legal support, etc.) are central to the long-term health and appropriate functioning of a strong institution.
Ensuring that DCA’s Auditing Department is not only adequately staffed to meet the growing
demands of the DCA but that its personnel also have the requisite skills is a critical first step for DCA.
Although ensuring an effective auditing program will require a commitment of financial resources, the
necessary expenditures are relatively insignificant in comparison to the problems of waste and misuse
inherent in expending taxpayers’ funds without a vigorous auditing and compliance program.
Furthermore, strong consideration should be given to the development and incorporation of SOXlike corporate responsibility best practices at the recipient level. As a first step, a certification of fiscal
controls should be required from the Mayor, Business Administrator, Chief Financial Officer (or
equivalent), the governing body and their nonprofit counterparts. In the private sector, SOX requires that
both Chief Executive Officers (CEOs) and Chief Financial Officers (CFOs) review and sign quarterly and
annual reports certifying that the reports do not misstate or fail to state material facts, and based on their
knowledge, “fairly present in all material respects the financial condition and results of operations of the
[company] as of, and for, the periods presented in the report.” The same certification requirements can
and should be applied to those officials of organizations receiving taxpayer funds through DCA.
Certification requirements should include those policies and procedures that:
(a) pertain to the maintenance of records that in reasonable detail accurately;
(b) fairly reflect the transactions and dispositions of the assets of the local government or nonprofit
(c) provide reasonable assurance that expenditures are being made only in accordance with the
authorizations of the elected officials or nonprofit executives entrusted by the taxpayers with such
responsibility (in the case of a municipality, the mayor and governing body); and
(d) provide reasonable assurance regarding prevention or timely detection of unauthorized
acquisition, use or disposition of assets that could have a material effect on the financial

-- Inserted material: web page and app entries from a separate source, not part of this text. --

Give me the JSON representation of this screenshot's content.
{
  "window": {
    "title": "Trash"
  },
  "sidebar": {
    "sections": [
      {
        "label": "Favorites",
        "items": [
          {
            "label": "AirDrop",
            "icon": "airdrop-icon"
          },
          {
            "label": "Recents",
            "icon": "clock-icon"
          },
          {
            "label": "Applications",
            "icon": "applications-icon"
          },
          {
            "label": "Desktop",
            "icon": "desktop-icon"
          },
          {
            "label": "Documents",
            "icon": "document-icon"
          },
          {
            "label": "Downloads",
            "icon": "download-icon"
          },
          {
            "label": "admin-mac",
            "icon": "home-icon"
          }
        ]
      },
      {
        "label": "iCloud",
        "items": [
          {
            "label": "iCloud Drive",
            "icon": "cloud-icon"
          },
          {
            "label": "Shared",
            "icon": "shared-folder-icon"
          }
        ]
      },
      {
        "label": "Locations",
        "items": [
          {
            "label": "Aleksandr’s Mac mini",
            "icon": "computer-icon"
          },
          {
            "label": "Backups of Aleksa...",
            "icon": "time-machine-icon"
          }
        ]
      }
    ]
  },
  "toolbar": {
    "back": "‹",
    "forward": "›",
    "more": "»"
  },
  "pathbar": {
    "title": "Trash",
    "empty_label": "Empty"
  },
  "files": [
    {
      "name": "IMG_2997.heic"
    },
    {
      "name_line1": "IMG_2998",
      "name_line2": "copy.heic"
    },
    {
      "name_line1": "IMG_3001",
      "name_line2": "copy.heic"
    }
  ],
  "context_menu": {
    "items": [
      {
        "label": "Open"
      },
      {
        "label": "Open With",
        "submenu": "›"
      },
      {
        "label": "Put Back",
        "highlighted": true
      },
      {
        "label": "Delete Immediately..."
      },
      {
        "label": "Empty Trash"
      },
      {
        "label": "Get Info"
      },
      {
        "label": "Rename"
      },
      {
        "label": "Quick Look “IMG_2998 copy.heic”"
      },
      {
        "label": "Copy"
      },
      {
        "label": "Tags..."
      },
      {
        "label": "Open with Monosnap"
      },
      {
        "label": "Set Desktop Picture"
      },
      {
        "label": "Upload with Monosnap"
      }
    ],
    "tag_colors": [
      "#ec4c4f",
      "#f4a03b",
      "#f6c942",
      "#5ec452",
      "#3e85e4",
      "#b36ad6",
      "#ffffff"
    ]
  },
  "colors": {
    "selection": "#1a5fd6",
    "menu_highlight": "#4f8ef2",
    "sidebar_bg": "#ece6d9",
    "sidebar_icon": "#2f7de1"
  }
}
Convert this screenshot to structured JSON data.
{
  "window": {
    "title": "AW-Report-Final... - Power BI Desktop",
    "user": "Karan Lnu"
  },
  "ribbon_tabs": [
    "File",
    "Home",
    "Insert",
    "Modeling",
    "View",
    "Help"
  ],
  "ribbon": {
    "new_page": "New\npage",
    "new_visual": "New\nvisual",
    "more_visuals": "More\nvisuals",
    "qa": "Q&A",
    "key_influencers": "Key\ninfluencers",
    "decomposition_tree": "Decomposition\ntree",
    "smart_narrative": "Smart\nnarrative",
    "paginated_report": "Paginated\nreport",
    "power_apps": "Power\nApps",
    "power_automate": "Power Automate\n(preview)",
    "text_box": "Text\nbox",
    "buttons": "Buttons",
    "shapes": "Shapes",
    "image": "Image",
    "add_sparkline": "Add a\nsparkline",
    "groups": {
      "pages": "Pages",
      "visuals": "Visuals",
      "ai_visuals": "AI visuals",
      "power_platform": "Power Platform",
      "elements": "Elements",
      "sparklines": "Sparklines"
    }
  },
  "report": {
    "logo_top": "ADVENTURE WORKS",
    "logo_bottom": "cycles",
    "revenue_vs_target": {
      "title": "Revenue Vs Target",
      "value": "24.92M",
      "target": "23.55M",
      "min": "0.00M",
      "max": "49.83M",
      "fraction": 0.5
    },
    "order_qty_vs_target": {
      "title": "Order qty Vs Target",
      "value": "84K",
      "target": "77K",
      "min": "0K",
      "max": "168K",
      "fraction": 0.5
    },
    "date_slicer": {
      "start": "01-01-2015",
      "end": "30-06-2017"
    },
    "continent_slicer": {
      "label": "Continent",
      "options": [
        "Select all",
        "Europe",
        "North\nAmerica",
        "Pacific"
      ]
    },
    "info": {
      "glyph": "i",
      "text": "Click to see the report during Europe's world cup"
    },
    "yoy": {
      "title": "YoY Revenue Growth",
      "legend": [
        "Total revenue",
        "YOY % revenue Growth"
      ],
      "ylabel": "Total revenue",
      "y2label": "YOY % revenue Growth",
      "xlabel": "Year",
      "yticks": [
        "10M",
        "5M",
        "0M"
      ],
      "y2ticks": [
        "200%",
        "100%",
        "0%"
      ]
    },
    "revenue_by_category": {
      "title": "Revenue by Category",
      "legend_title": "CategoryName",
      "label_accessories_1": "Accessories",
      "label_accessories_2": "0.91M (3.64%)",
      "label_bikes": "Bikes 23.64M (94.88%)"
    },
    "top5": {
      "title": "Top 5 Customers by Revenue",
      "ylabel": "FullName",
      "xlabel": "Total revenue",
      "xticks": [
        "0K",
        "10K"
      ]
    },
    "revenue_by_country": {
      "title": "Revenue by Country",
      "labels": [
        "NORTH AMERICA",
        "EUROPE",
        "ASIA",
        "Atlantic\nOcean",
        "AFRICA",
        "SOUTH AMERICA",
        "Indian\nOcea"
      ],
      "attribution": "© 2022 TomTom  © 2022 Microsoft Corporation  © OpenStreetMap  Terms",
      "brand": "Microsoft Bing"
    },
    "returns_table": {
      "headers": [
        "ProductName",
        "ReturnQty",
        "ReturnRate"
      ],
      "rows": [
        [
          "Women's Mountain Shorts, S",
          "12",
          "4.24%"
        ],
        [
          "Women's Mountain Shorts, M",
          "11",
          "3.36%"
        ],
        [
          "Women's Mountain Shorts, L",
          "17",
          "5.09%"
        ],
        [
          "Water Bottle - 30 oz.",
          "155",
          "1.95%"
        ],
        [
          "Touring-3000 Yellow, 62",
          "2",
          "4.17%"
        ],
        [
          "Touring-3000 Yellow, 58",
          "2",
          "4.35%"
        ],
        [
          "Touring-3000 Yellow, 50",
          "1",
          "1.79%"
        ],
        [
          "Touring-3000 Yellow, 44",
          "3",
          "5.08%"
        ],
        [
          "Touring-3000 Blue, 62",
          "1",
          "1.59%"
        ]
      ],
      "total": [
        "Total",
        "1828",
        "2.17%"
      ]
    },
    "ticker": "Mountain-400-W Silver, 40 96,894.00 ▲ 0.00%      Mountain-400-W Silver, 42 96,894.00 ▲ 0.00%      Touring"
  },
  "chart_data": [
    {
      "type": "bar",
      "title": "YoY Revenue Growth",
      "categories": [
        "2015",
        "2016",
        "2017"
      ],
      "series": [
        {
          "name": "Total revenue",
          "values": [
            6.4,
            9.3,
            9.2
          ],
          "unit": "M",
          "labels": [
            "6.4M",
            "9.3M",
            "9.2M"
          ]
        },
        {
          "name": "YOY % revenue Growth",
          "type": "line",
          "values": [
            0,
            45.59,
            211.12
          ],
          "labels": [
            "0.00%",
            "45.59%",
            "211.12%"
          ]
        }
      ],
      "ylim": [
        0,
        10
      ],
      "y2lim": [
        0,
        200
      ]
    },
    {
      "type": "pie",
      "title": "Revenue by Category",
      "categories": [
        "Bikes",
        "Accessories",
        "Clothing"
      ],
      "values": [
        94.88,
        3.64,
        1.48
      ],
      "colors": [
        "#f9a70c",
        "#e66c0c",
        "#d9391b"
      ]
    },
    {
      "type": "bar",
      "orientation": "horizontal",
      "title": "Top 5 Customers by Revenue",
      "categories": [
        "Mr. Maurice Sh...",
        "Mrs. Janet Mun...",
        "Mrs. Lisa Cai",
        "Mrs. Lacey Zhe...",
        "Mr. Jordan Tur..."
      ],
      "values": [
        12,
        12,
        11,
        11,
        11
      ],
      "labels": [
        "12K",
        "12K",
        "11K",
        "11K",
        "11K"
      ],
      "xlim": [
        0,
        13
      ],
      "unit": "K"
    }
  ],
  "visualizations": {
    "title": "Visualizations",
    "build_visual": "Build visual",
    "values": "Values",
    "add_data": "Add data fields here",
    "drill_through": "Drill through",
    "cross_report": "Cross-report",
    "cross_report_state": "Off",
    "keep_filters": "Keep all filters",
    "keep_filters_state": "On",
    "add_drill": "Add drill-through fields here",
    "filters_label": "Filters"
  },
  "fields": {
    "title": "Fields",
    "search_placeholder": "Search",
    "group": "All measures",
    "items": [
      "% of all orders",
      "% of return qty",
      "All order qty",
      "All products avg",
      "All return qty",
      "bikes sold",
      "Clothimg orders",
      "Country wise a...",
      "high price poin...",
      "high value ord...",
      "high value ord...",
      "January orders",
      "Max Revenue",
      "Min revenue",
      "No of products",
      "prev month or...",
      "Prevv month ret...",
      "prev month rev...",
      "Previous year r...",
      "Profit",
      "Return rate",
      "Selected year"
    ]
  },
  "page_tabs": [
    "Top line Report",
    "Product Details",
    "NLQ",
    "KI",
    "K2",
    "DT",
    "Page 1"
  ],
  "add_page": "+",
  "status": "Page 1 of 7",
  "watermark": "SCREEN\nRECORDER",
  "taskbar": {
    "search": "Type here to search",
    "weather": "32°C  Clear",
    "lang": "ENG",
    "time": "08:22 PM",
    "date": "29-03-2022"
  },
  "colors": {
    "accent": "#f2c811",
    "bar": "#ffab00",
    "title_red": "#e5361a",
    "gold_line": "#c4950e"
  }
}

statements submitted to DCA.
While there are critical fiscal accountability weaknesses inside DCA, they are compounded by the

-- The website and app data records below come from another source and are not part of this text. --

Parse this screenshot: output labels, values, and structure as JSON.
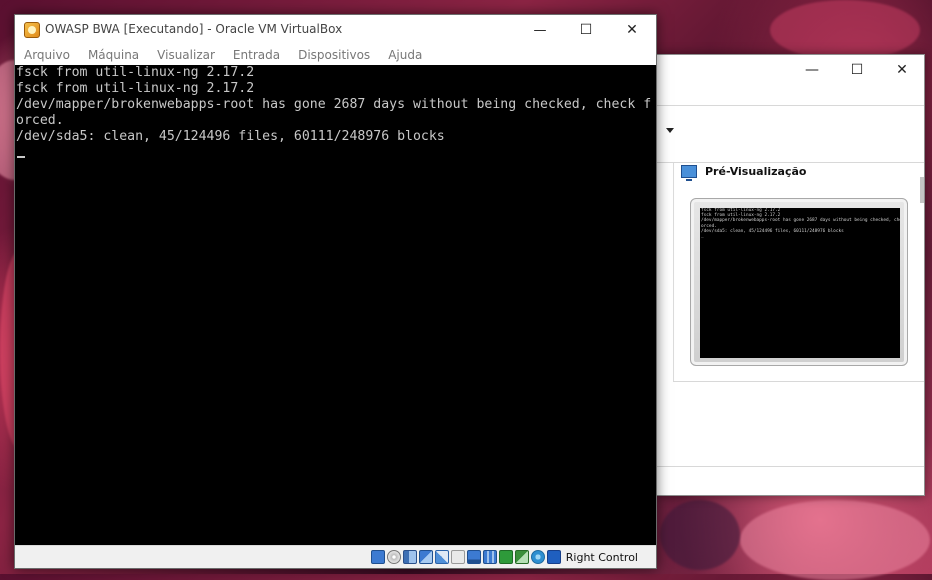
{
  "vm_window": {
    "title": "OWASP BWA [Executando] - Oracle VM VirtualBox",
    "controls": {
      "minimize": "—",
      "maximize": "☐",
      "close": "✕"
    },
    "menu": [
      "Arquivo",
      "Máquina",
      "Visualizar",
      "Entrada",
      "Dispositivos",
      "Ajuda"
    ],
    "console_lines": [
      "fsck from util-linux-ng 2.17.2",
      "fsck from util-linux-ng 2.17.2",
      "/dev/mapper/brokenwebapps-root has gone 2687 days without being checked, check f",
      "orced.",
      "/dev/sda5: clean, 45/124496 files, 60111/248976 blocks"
    ],
    "status_icons": [
      {
        "name": "hard-disk-icon",
        "color": "#3c7ad1"
      },
      {
        "name": "optical-drive-icon",
        "color": "#9a9a9a"
      },
      {
        "name": "audio-icon",
        "color": "#3d6fb4"
      },
      {
        "name": "network-icon",
        "color": "#3c7ad1"
      },
      {
        "name": "usb-icon",
        "color": "#4f8fd8"
      },
      {
        "name": "shared-folders-icon",
        "color": "#d9d9d9"
      },
      {
        "name": "display-icon",
        "color": "#3c7ad1"
      },
      {
        "name": "video-capture-icon",
        "color": "#3c7ad1"
      },
      {
        "name": "cpu-icon",
        "color": "#2e9a3a"
      },
      {
        "name": "virtualization-icon",
        "color": "#3a8f3a"
      },
      {
        "name": "mouse-integration-icon",
        "color": "#2e8fd1"
      },
      {
        "name": "keyboard-icon",
        "color": "#1f5fbf"
      }
    ],
    "host_key": "Right Control"
  },
  "manager_window": {
    "controls": {
      "minimize": "—",
      "maximize": "☐",
      "close": "✕"
    },
    "preview_title": "Pré-Visualização",
    "preview_lines": [
      "fsck from util-linux-ng 2.17.2",
      "fsck from util-linux-ng 2.17.2",
      "/dev/mapper/brokenwebapps-root has gone 2687 days without being checked, check f",
      "orced.",
      "/dev/sda5: clean, 45/124496 files, 60111/248976 blocks",
      "_"
    ]
  }
}
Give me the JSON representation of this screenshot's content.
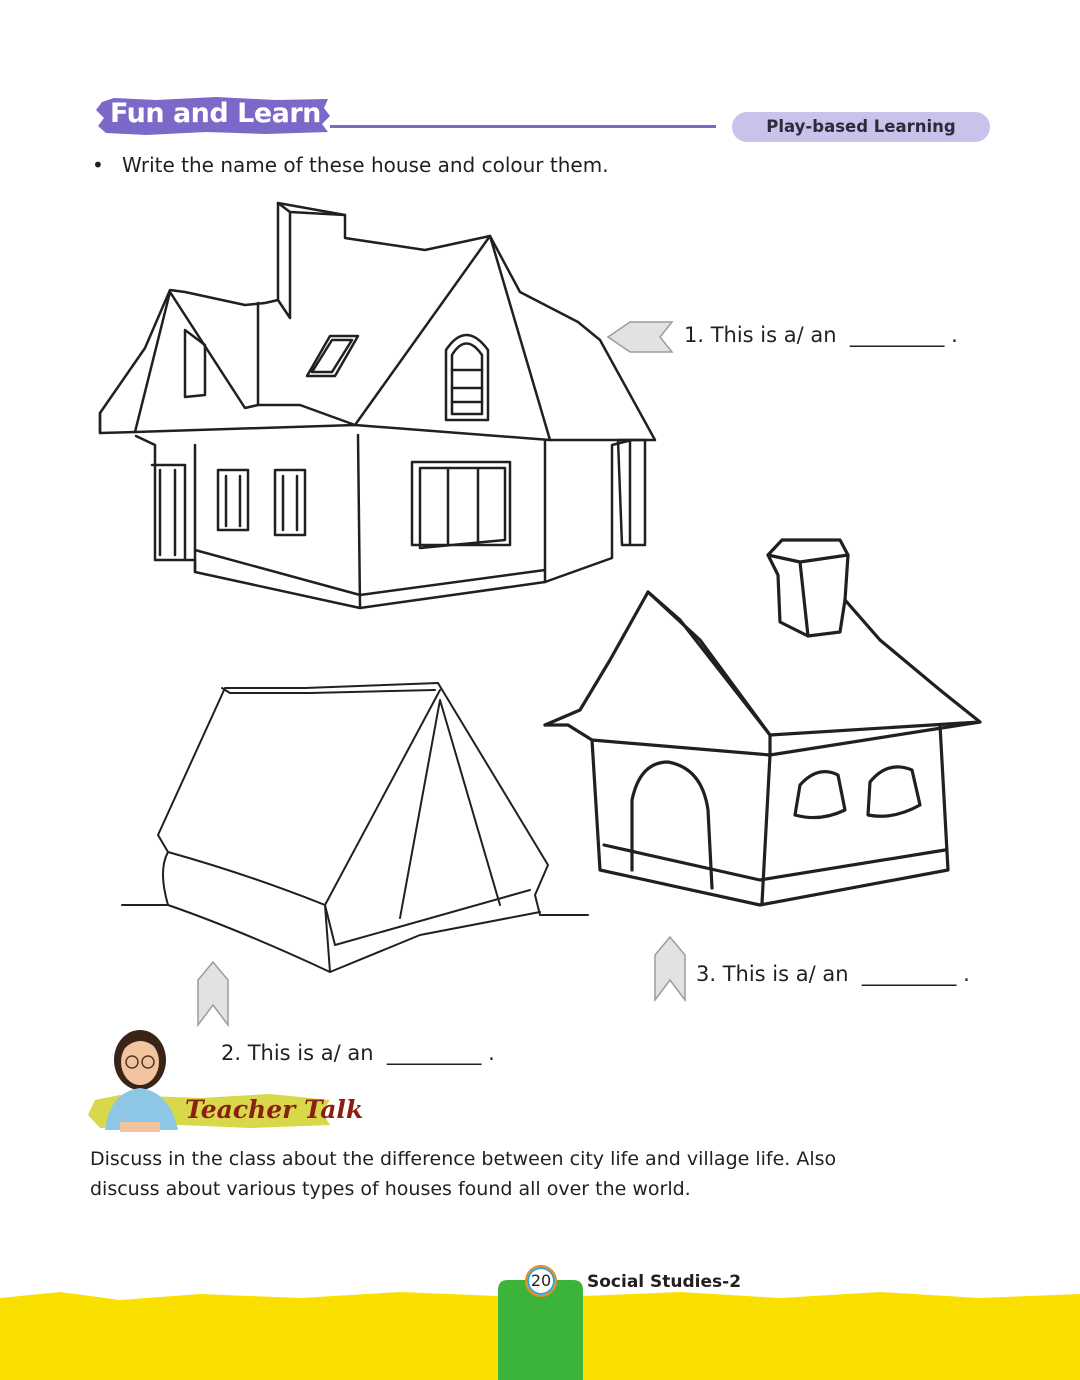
{
  "header": {
    "section_title": "Fun and Learn",
    "badge": "Play-based Learning",
    "accent_color": "#7b68c8",
    "badge_color": "#c9c2ea"
  },
  "instruction": {
    "bullet": "•",
    "text": "Write the name of these house and colour them."
  },
  "questions": [
    {
      "label": "1. This is a/ an  _________ ."
    },
    {
      "label": "2. This is a/ an  _________ ."
    },
    {
      "label": "3. This is a/ an  _________ ."
    }
  ],
  "teacher_talk": {
    "label": "Teacher Talk",
    "text": "Discuss in the class about the difference between city life and village life. Also discuss about various types of houses found all over the world."
  },
  "footer": {
    "page_number": "20",
    "book_title": "Social Studies-2",
    "band_color": "#f9e000",
    "tab_color": "#3cb43c"
  }
}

lack of necessary skills at the grantee level (municipalities and nonprofits). Consequently, where it is the
case that DCA exercises suboptimal oversight and sporadic enforcement, the recipients themselves are
occasionally incapable and/or unwilling to exercise fiduciary controls of their own.
Grantees need sufficient training so that they can understand the legal and fiduciary requirements
governing grant funds. It is common sense that if grantees do not understand the various laws, policies
and procedures governing grant funds, those laws, policies, and procedures will not be followed. To that
end, a required formal education process stressing fundamental fiscal accountability should be developed
for those who have responsibility for administering federal and state funds.
Once grants are awarded, it is vital that DCA properly manage the grants. DCA needs to ensure
that grant funds are used for intended purposes in accordance with state and federal law, and will lead to
planned results. Effective grant management increases the likelihood that grants will contribute to DCA’s
goals. When managing grants, DCA should address:
Better monitoring the financial status of grants;
Ensuring results through performance monitoring;
Using audits to provide valuable information about grantees; and
Monitoring sub recipients as a critical element of grant success.
Finally, serious consideration should be given to the centralization of compliance and
fiscal enforcement in the Treasurer's Office where presumably there will be a higher level of fiduciary
skills; the ability to share best practices on a broader (inter-departmental) level; and, importantly, the
authority to administer penalties if necessary. To be successful, this centralization decision requires an
initial and continuing investment of professional resources at Treasury or there is the risk of surrendering
local control without improving the system.